Dave, UK [55] Discontinuation was 80%. Lower discontinuation in the first 6 months after initiation was associated with higher age, weight gain, and comorbid irritable bowel syndrome. Lack awareness was a risk for discontinuation.
Mahaye, South Africa [56] MNA was 50.8%. Age and race become predictors of MNA. Age and race were significant predictors for MNA.
Sundell, Sweden [57] MNA was 26.1%. It was less in women (OR, 0.8) and least 2 years of higher education (OR, 0.7), and those who received social assistance (OR, 1.3). MNA occurred more commonly among social support recipient
Akincigil, [58] MNA was 49%. Care from a psychiatrist and higher general pharmacy utilization were associated with better adherence. Younger age, substance abuse, and comorbidity were associated MNA. Substance abuse is one of the main risk factor for MNA and needs to be targeted for intervention.
Taj, Pakistan [11] MA among major depressive and bipolar disorders was 61.5% and 73.9%, respectively. Reasons were sedation (30%), cost (22%), forgetting (36%), and no explanation by doctors (92%). MNA is a common and important issue. Treatment cost and co-morbidity are common factors
Prukkanone et al., Thailand [59] MA was 41% but all patients who attended only once were non-adherent, adherence may be as low as 23%. MA to antidepressant therapy for treatment was high.
Shigemur, Japan [60] MNA was 33.1%. It was associated with lower age, unemployed (OR, 1.9), higher daily dosing frequency, low drug satisfaction, and poor doctor–patient dyad, and age (> 34 years) (OR, 1.6). MNA was predicted by lower age and unemployment.
Bambouer et al., USA [61]. MNA was 75%. Rates of antidepressant non-adherence significantly increased over time were 40%. Effectiveness of electronically triggered, patient-specific, and faxed feedback should be carefully evaluated.
Demyttenaere et al., Belgium [62] MA was 70%, and it was decreased by 2.5% per month and more than three times more rapidly in drop-outs. MA decreases with time is influenced by demographic and clinical variables.

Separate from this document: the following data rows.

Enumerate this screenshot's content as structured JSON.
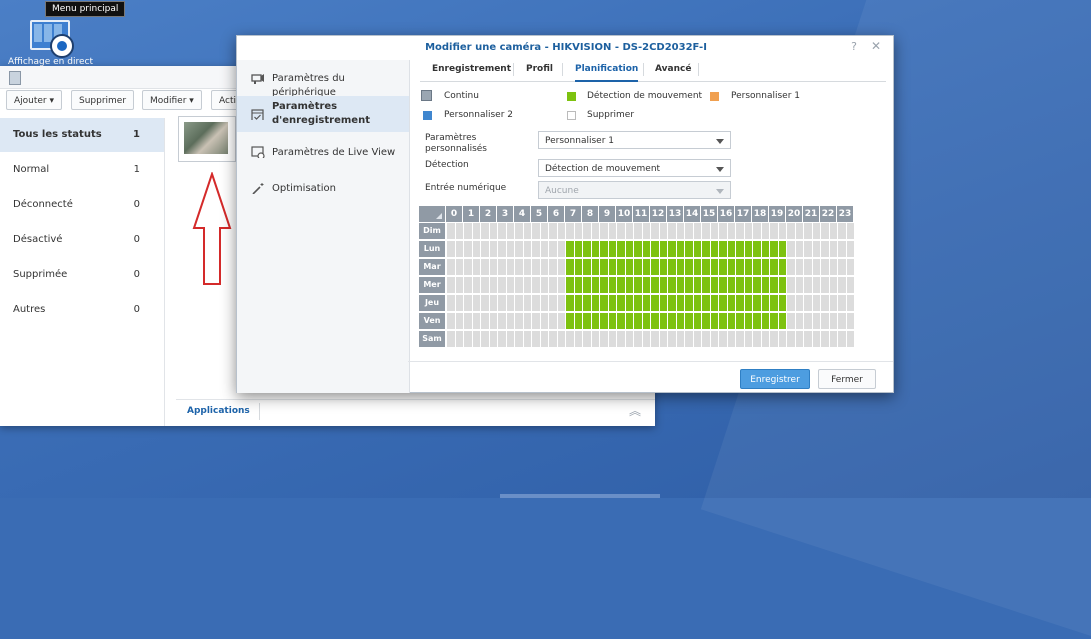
{
  "desktop": {
    "tooltip": "Menu principal",
    "icon_label": "Affichage en direct",
    "icon_name": "live-view-camera-icon"
  },
  "background_window": {
    "toolbar": {
      "add": "Ajouter ▾",
      "delete": "Supprimer",
      "modify": "Modifier ▾",
      "action": "Acti"
    },
    "statuses": [
      {
        "label": "Tous les statuts",
        "count": "1"
      },
      {
        "label": "Normal",
        "count": "1"
      },
      {
        "label": "Déconnecté",
        "count": "0"
      },
      {
        "label": "Désactivé",
        "count": "0"
      },
      {
        "label": "Supprimée",
        "count": "0"
      },
      {
        "label": "Autres",
        "count": "0"
      }
    ],
    "applications_tab": "Applications"
  },
  "dialog": {
    "title": "Modifier une caméra - HIKVISION - DS-2CD2032F-I",
    "help": "?",
    "close": "✕",
    "nav": [
      {
        "label": "Paramètres du périphérique",
        "icon": "device-camera-icon"
      },
      {
        "label": "Paramètres d'enregistrement",
        "icon": "calendar-check-icon"
      },
      {
        "label": "Paramètres de Live View",
        "icon": "live-view-icon"
      },
      {
        "label": "Optimisation",
        "icon": "magic-wand-icon"
      }
    ],
    "tabs": [
      "Enregistrement",
      "Profil",
      "Planification",
      "Avancé"
    ],
    "selected_tab": "Planification",
    "legend": {
      "continuous": "Continu",
      "motion": "Détection de mouvement",
      "custom1": "Personnaliser 1",
      "custom2": "Personnaliser 2",
      "delete": "Supprimer"
    },
    "colors": {
      "continuous": "#8a98a6",
      "motion": "#7dc20f",
      "custom1": "#f0a050",
      "custom2": "#3f86cf",
      "off": "#dcdcdc",
      "accent": "#1d63a9"
    },
    "form": {
      "custom_params_label": "Paramètres personnalisés",
      "custom_params_value": "Personnaliser 1",
      "detection_label": "Détection",
      "detection_value": "Détection de mouvement",
      "digital_input_label": "Entrée numérique",
      "digital_input_value": "Aucune"
    },
    "schedule": {
      "hours": [
        "0",
        "1",
        "2",
        "3",
        "4",
        "5",
        "6",
        "7",
        "8",
        "9",
        "10",
        "11",
        "12",
        "13",
        "14",
        "15",
        "16",
        "17",
        "18",
        "19",
        "20",
        "21",
        "22",
        "23"
      ],
      "days": [
        "Dim",
        "Lun",
        "Mar",
        "Mer",
        "Jeu",
        "Ven",
        "Sam"
      ],
      "active_days": [
        "Lun",
        "Mar",
        "Mer",
        "Jeu",
        "Ven"
      ],
      "active_from_hour": 7,
      "active_to_hour": 19,
      "active_mode": "Détection de mouvement"
    },
    "buttons": {
      "save": "Enregistrer",
      "close": "Fermer"
    }
  }
}
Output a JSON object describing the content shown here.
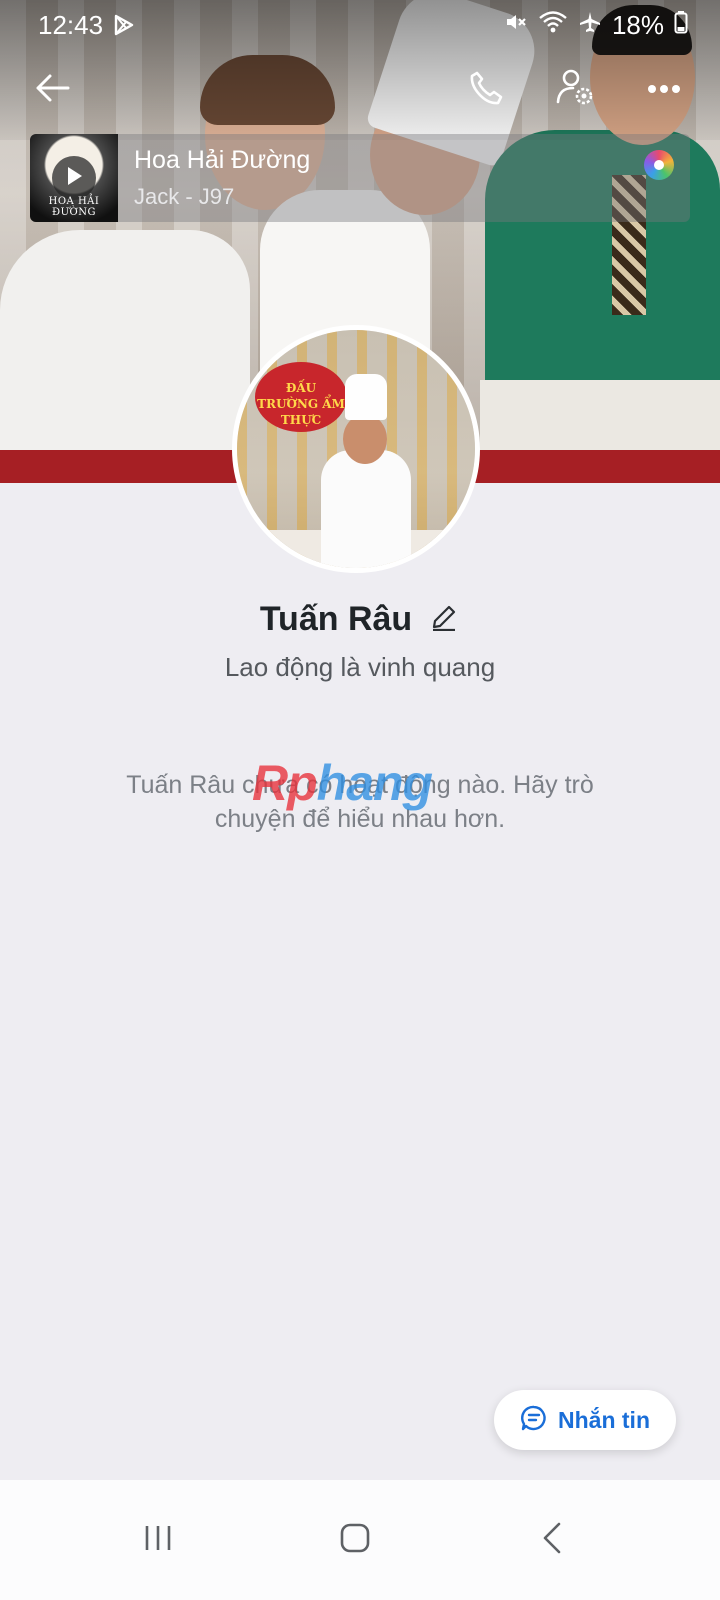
{
  "status_bar": {
    "time": "12:43",
    "battery": "18%"
  },
  "music": {
    "song": "Hoa Hải Đường",
    "artist": "Jack - J97",
    "thumb_caption": "HOA HẢI ĐƯỜNG"
  },
  "cover": {
    "sign_text": "ĐẤU TRƯỜNG ẨM THỰC"
  },
  "profile": {
    "name": "Tuấn Râu",
    "bio": "Lao động là vinh quang",
    "empty_message": "Tuấn Râu chưa có hoạt động nào. Hãy trò chuyện để hiểu nhau hơn."
  },
  "watermark": {
    "part1": "Rp",
    "part2": "hang"
  },
  "actions": {
    "message_label": "Nhắn tin"
  },
  "colors": {
    "accent": "#1a6ed8",
    "background": "#eeedf2"
  },
  "icons": [
    "back-arrow-icon",
    "phone-icon",
    "user-settings-icon",
    "more-icon",
    "play-icon",
    "music-disc-icon",
    "edit-pencil-icon",
    "chat-bubble-icon"
  ]
}
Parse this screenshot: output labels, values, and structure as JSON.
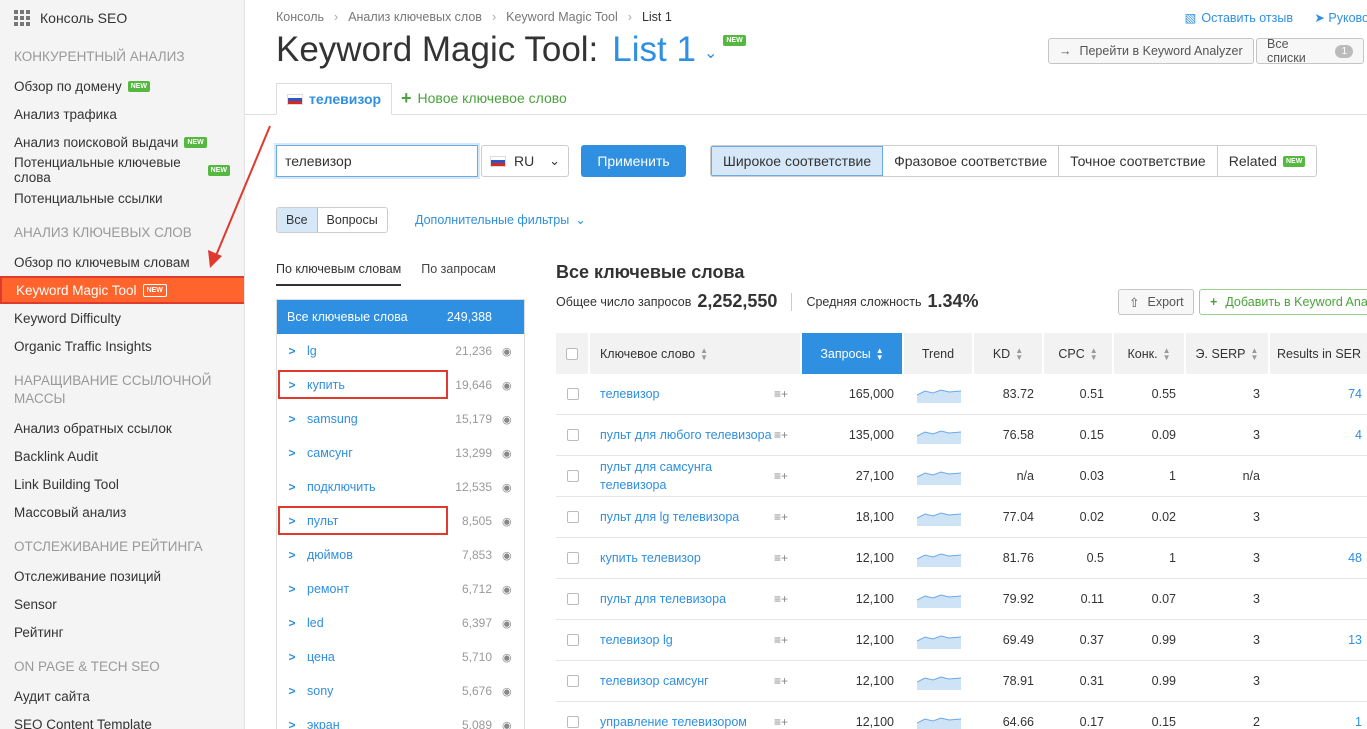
{
  "sidebar": {
    "top_label": "Консоль SEO",
    "sections": [
      {
        "title": "КОНКУРЕНТНЫЙ АНАЛИЗ",
        "items": [
          {
            "label": "Обзор по домену",
            "new": true
          },
          {
            "label": "Анализ трафика",
            "new": false
          },
          {
            "label": "Анализ поисковой выдачи",
            "new": true
          },
          {
            "label": "Потенциальные ключевые слова",
            "new": true
          },
          {
            "label": "Потенциальные ссылки",
            "new": false
          }
        ]
      },
      {
        "title": "АНАЛИЗ КЛЮЧЕВЫХ СЛОВ",
        "items": [
          {
            "label": "Обзор по ключевым словам",
            "new": false
          },
          {
            "label": "Keyword Magic Tool",
            "new": true,
            "active": true
          },
          {
            "label": "Keyword Difficulty",
            "new": false
          },
          {
            "label": "Organic Traffic Insights",
            "new": false
          }
        ]
      },
      {
        "title": "НАРАЩИВАНИЕ ССЫЛОЧНОЙ МАССЫ",
        "items": [
          {
            "label": "Анализ обратных ссылок",
            "new": false
          },
          {
            "label": "Backlink Audit",
            "new": false
          },
          {
            "label": "Link Building Tool",
            "new": false
          },
          {
            "label": "Массовый анализ",
            "new": false
          }
        ]
      },
      {
        "title": "ОТСЛЕЖИВАНИЕ РЕЙТИНГА",
        "items": [
          {
            "label": "Отслеживание позиций",
            "new": false
          },
          {
            "label": "Sensor",
            "new": false
          },
          {
            "label": "Рейтинг",
            "new": false
          }
        ]
      },
      {
        "title": "ON PAGE & TECH SEO",
        "items": [
          {
            "label": "Аудит сайта",
            "new": false
          },
          {
            "label": "SEO Content Template",
            "new": false
          }
        ]
      }
    ],
    "new_badge": "NEW"
  },
  "breadcrumb": [
    "Консоль",
    "Анализ ключевых слов",
    "Keyword Magic Tool",
    "List 1"
  ],
  "header": {
    "title": "Keyword Magic Tool:",
    "list_name": "List 1",
    "feedback": "Оставить отзыв",
    "guide": "Руково",
    "go_analyzer": "Перейти в Keyword Analyzer",
    "all_lists": "Все списки",
    "all_lists_count": "1"
  },
  "tabs": {
    "active": "телевизор",
    "new_keyword": "Новое ключевое слово"
  },
  "search": {
    "value": "телевизор",
    "db": "RU",
    "apply": "Применить"
  },
  "match": [
    "Широкое соответствие",
    "Фразовое соответствие",
    "Точное соответствие",
    "Related"
  ],
  "filters": {
    "all": "Все",
    "questions": "Вопросы",
    "more": "Дополнительные фильтры"
  },
  "group_tabs": {
    "by_keywords": "По ключевым словам",
    "by_volume": "По запросам"
  },
  "groups": {
    "head_label": "Все ключевые слова",
    "head_count": "249,388",
    "items": [
      {
        "name": "lg",
        "count": "21,236"
      },
      {
        "name": "купить",
        "count": "19,646",
        "hl": true
      },
      {
        "name": "samsung",
        "count": "15,179"
      },
      {
        "name": "самсунг",
        "count": "13,299"
      },
      {
        "name": "подключить",
        "count": "12,535"
      },
      {
        "name": "пульт",
        "count": "8,505",
        "hl": true
      },
      {
        "name": "дюймов",
        "count": "7,853"
      },
      {
        "name": "ремонт",
        "count": "6,712"
      },
      {
        "name": "led",
        "count": "6,397"
      },
      {
        "name": "цена",
        "count": "5,710"
      },
      {
        "name": "sony",
        "count": "5,676"
      },
      {
        "name": "экран",
        "count": "5,089"
      }
    ]
  },
  "results": {
    "title": "Все ключевые слова",
    "total_label": "Общее число запросов",
    "total_value": "2,252,550",
    "kd_label": "Средняя сложность",
    "kd_value": "1.34%",
    "export": "Export",
    "add_to": "Добавить в Keyword Anal"
  },
  "table": {
    "headers": [
      "Ключевое слово",
      "Запросы",
      "Trend",
      "KD",
      "CPC",
      "Конк.",
      "Э. SERP",
      "Results in SER"
    ],
    "rows": [
      {
        "kw": "телевизор",
        "vol": "165,000",
        "kd": "83.72",
        "cpc": "0.51",
        "comp": "0.55",
        "serp": "3",
        "res": "74"
      },
      {
        "kw": "пульт для любого телевизора",
        "vol": "135,000",
        "kd": "76.58",
        "cpc": "0.15",
        "comp": "0.09",
        "serp": "3",
        "res": "4"
      },
      {
        "kw": "пульт для самсунга телевизора",
        "vol": "27,100",
        "kd": "n/a",
        "cpc": "0.03",
        "comp": "1",
        "serp": "n/a",
        "res": ""
      },
      {
        "kw": "пульт для lg телевизора",
        "vol": "18,100",
        "kd": "77.04",
        "cpc": "0.02",
        "comp": "0.02",
        "serp": "3",
        "res": ""
      },
      {
        "kw": "купить телевизор",
        "vol": "12,100",
        "kd": "81.76",
        "cpc": "0.5",
        "comp": "1",
        "serp": "3",
        "res": "48"
      },
      {
        "kw": "пульт для телевизора",
        "vol": "12,100",
        "kd": "79.92",
        "cpc": "0.11",
        "comp": "0.07",
        "serp": "3",
        "res": ""
      },
      {
        "kw": "телевизор lg",
        "vol": "12,100",
        "kd": "69.49",
        "cpc": "0.37",
        "comp": "0.99",
        "serp": "3",
        "res": "13"
      },
      {
        "kw": "телевизор самсунг",
        "vol": "12,100",
        "kd": "78.91",
        "cpc": "0.31",
        "comp": "0.99",
        "serp": "3",
        "res": ""
      },
      {
        "kw": "управление телевизором",
        "vol": "12,100",
        "kd": "64.66",
        "cpc": "0.17",
        "comp": "0.15",
        "serp": "2",
        "res": "1"
      }
    ]
  },
  "colors": {
    "accent": "#2f8fe0",
    "active": "#ff642d",
    "highlight": "#e03a2e",
    "new": "#56b840"
  }
}
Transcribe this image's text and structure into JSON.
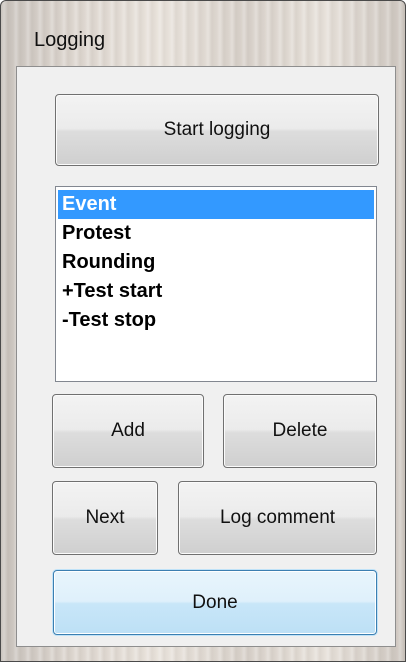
{
  "window": {
    "title": "Logging"
  },
  "buttons": {
    "start_logging": "Start logging",
    "add": "Add",
    "delete": "Delete",
    "next": "Next",
    "log_comment": "Log comment",
    "done": "Done"
  },
  "event_list": {
    "selected_index": 0,
    "items": [
      {
        "label": "Event"
      },
      {
        "label": "Protest"
      },
      {
        "label": "Rounding"
      },
      {
        "label": "+Test start"
      },
      {
        "label": "-Test stop"
      }
    ]
  },
  "colors": {
    "selection": "#3399ff",
    "focus_border": "#3c7fb1",
    "client_bg": "#f0f0f0"
  }
}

Mascha C. Ten D [63]. MNA ranged from 39.7 to 52.7%. It did not significantly differ between intermittent ad continuation antidepressant users (37.2% versus 25%). MNA is high on MDD. Doctors continuously have to be aware of this problem
Baldessarini et al., USA [64] MNA was 33.8%. Prescribing psychiatrists considered only 6% as MNA. Alcohol, youth, comorbidity, side effects, obsessive-compulsive disorder, and recovering from mania-hypomania and drug-complexity were the predictors. Underestimation of the problem may encourage increasingly complex treatment regimens of untested value, added expense, and risk of adverse effects
Nega et al., Ethiopia [65] MNA was 61.2%. It was associated with female (AOR, 2.3), combined drug (AOR, 2.7), long treatment duration (AOR, 2.3), > 24 months (AOR, 2.5), substance use (AOR, 2.6), perceived stigma (AOR, 2.2), patient’s poor attitude (AOR, 3.0), and poor social support (AOR, 1.8). Psychotropic MNA was high. We recommend the concerned bodies to design and implement programs focused on associated factors in order to improve MA.
  1. AOR adjusted odds ratio, CI confidence interval, MA medication adherence, MNA medication non-adherence, SCID-I Structural Clinical Interview Diagnosis I, TDM therapeutic drug monitoring